Nemesis is borderline useless. He's got a major crush on Wonder Woman, not realizing that his partner is WW incognito. He berates Diana constantly for her lack of basic human instincts, while lusting not-so-secretly after her superhero persona. He's also a wisecracker. He's a white, shape-shifting Chris Tucker, and it's only in the series' fourth issue that he comes into his own as a useful character, and it's done nicely, too. Also a wisecracker? Don't laugh, but some of the best lines are spoken by Batman during the fourth issue as well, and that is all wrong for that character. He speaks lines you expect from Guy Gardner, not Bruce Wayne. My final writing complaint comes with the way this book ends, as Wonder Woman is locked in mortal combat and Picoult drops a major cliffhanger at the very end... and then turns the reigns of Wonder Woman over to the next writer. I'd have loved to see what Picoult could have done with two more issues, and it seems like she just didn't have the time to help finish what could have been a better series.
The artwork surprisingly jumped around a lot between these five issues. The first two were drawn by Drew Johnson (Supergirl, 52) and Rodney Ramos (Countdown to Final Crisis) with some conflicting styles. Johnson's work is pretty good, the character art looks great, and the frustration that appears on Diana's face whenever she faces something she doesn't understand looks perfect. Ramos' art isn't bad, but it definitely pales compared to Johnson's. Issues 3 and 4 were drawn by Terry Dodson (Marvel Knights: Spider-Man), and are not really much of a step up from Johnson and Ramos. It's obvious Dodson doesn't love drawing backgrounds, as he gives as many panels as he can get away with no backgrounds, characters performing against a blank slate. Some people defend this style, but it's not one I agree with unless used well, and Dodson doesn't carry it well enough. Finally, Paco Diaz (Teen Titans, X-Men: Emperor Vulcan) rounds of the artist merry-go-round with what probably amounts to my favorite work in this book. The fight scenes are incredibly captured, and the character work is the best of all the issues. It helps Picoult end the title in style, even if the writing and dialogue were less than they could have been.

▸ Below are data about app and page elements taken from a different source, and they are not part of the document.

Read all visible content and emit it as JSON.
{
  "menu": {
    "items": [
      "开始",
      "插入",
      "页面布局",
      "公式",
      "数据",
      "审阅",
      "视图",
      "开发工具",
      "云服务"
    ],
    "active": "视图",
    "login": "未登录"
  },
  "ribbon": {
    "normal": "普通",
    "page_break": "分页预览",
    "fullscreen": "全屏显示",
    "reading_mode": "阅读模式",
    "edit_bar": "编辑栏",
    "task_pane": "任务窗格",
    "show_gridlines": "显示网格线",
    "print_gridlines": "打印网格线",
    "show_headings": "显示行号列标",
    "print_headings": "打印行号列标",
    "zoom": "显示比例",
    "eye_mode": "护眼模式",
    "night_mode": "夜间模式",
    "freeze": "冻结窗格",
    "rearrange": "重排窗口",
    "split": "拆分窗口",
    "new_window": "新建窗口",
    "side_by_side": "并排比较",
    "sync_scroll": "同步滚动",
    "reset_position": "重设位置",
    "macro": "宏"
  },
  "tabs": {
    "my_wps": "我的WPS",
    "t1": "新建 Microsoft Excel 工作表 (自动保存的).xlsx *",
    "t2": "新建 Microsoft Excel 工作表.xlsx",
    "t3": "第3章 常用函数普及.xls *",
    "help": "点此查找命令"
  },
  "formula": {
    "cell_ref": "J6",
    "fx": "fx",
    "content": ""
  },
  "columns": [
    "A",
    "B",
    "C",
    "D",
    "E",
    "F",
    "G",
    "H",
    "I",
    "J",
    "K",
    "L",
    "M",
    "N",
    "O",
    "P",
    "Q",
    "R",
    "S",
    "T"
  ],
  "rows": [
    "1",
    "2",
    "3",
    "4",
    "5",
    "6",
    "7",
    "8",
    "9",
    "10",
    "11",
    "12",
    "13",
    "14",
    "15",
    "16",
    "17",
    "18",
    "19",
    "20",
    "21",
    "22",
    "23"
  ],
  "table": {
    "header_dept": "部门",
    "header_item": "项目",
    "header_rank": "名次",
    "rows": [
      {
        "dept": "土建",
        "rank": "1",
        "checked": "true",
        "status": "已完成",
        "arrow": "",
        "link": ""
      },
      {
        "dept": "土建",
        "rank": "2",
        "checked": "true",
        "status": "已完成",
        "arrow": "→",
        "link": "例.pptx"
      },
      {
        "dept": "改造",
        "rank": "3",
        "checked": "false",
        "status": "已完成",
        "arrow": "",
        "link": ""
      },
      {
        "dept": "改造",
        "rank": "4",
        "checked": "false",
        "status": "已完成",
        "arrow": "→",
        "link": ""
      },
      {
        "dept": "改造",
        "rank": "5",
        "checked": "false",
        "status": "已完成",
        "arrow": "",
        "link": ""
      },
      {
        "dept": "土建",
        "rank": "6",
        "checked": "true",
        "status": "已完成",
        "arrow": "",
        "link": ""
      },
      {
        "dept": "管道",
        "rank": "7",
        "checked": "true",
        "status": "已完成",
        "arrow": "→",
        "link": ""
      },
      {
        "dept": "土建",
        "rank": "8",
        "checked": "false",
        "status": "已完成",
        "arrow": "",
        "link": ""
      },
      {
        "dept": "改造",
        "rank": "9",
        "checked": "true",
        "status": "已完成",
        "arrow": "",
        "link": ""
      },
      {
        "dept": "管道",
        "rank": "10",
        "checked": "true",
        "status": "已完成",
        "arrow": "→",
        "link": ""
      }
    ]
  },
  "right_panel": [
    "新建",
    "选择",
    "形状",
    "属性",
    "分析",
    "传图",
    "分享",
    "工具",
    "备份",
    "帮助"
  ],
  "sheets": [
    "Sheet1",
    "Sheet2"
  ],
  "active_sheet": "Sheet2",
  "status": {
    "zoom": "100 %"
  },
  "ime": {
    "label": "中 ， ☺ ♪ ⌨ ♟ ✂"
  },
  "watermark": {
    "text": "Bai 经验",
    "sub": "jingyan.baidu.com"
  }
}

Obviously, Jodi Picoult's run on Wonder Woman has it's flaws. The suboptimal writing and dialogue, the artwork carousel, and Nemesis' sidekick status detract from what could have been a much better take of a high-profile relaunch like WW. Also, there are no special features in this trade, like limited covers or any special interviews (except for an introduction written by the author). Still, despite the cracks in the facade, I liked this title enough to recommend it to Wonder Woman fans or those who might harbor interest in the most powerful female character ever in comics. I think Kirima would approve.